--- Task ---
The exercise asks you to copy every line below in which "color" appears.

--- Data about app and page elements ---
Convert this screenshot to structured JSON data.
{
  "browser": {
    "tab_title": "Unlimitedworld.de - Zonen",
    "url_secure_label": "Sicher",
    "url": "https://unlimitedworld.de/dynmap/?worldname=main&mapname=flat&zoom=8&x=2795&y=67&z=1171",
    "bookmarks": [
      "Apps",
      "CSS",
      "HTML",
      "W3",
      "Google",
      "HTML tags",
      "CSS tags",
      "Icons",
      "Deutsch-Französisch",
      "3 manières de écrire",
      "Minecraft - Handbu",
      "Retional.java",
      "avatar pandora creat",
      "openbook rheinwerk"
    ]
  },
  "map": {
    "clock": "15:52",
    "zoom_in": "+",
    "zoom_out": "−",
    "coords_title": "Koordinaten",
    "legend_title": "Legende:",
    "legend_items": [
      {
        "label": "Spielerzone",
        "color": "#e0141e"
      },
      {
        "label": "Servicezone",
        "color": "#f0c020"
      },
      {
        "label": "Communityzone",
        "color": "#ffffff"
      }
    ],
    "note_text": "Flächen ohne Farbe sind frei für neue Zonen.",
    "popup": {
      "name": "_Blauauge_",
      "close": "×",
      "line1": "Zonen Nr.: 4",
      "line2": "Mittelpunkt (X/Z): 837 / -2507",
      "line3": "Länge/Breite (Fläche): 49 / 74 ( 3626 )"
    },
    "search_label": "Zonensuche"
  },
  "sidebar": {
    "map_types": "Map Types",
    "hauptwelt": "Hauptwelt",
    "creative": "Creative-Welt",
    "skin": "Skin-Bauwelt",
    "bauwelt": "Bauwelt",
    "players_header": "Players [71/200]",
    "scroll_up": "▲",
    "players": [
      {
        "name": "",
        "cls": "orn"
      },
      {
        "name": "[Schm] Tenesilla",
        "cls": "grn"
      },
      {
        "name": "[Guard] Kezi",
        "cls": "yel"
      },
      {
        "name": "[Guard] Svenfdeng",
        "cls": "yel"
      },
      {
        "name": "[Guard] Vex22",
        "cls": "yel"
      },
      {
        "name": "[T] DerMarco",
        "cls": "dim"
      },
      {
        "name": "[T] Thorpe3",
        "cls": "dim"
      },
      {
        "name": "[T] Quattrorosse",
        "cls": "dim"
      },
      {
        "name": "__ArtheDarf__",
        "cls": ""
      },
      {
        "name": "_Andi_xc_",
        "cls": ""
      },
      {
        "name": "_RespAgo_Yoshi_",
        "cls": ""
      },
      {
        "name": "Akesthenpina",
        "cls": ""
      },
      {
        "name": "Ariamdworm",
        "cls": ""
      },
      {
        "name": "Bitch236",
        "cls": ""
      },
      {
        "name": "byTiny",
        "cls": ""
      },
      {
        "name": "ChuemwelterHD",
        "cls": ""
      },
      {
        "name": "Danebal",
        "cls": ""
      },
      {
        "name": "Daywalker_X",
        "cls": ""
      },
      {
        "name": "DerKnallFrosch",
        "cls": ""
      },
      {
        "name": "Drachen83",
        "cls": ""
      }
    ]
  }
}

--- Your response ---
        "color": "#e0141e"
        "color": "#f0c020"
        "color": "#ffffff"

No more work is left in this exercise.